Citing uncertainty over whether Florida’s Stand Your Ground law is about to change, the judge in Marissa Alexander’s criminal case has delayed her trial until Dec. 1. Alexander, 33, is charged with three counts of aggravated assault after firing a shot in the direction of her estranged husband, Rico Gray, and his two young children during an argument.
Florida’s controversial Stand Your Ground law will once again be no refuge for Marissa Alexander, the Florida woman who fired what she said was a warning shot near her abusive husband, Rico Gray, and his two sons.

On Friday, Circuit judge James H. Daniel denied her request for a new hearing to seek immunity from prosecution under the law, finding that the legislature’s June revision to include such warning shots ”cannot be applied retroactively” for a new Stand Your Ground hearing.

GENEVA, Aug 29 (Reuters) - The U.N. racism watchdog urged the United States on Friday to halt the excessive use of force by police after the fatal shooting of an unarmed black teenager by a white policeman touched off riots in Ferguson, Missouri.

Featured News

  • The Growing Call to #GetMoneyOut +

    This week, local activists in 12 states delivered petitions in support of a constitutional amendment to get big money out Read More
  • How the Money Primary Is Undermining Voting Rights +

    Fifty years ago, African-Americans were denied the right to vote.

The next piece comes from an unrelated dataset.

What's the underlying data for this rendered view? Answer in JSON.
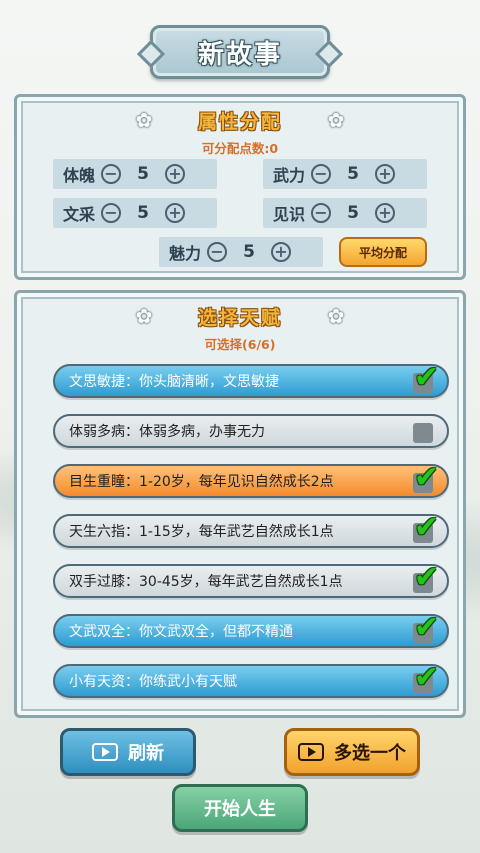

Now the vast majority of Americans are being denied the Read More
  • Booker's position on trade could help define him +

    WASHINGTON – Trade could be a defining issue for Sen. Cory Booker of New Jersey as he works to establish credibility Read More
  • TPP Media March +

        Join our TPP Twitter Storm. Everyone with a Twitter account can participate. The Twitter storm begins on Tuesday Read More
  • The World's Carbon Dioxide Levels Just Hit a Staggering New Milestone +

    The monthly global average concentration of carbon dioxide just broke 400 parts per million for the first time since record-keeping Read More
  • 1
  • 2
  • 3
  • 4
  • 5
  • 6
  • 7
  • 8
  • 9
  • 10
  • 11
  • 12
  • 13
  • 14
  • 15
  • 16
  • 17
  • 18
  • 19
  • 20
  • 21
  • 22
  • 23
  • 24
  • 25
  • 26
  • 27
  • 28
  • 29
  • 30
  • 31
  • 32
  • 33
  • 34
  • 35
  • 36
  • 37
  • 38
  • 39
  • 40
  • 41

Does Your Legislator Support the ERA

 

ERAMap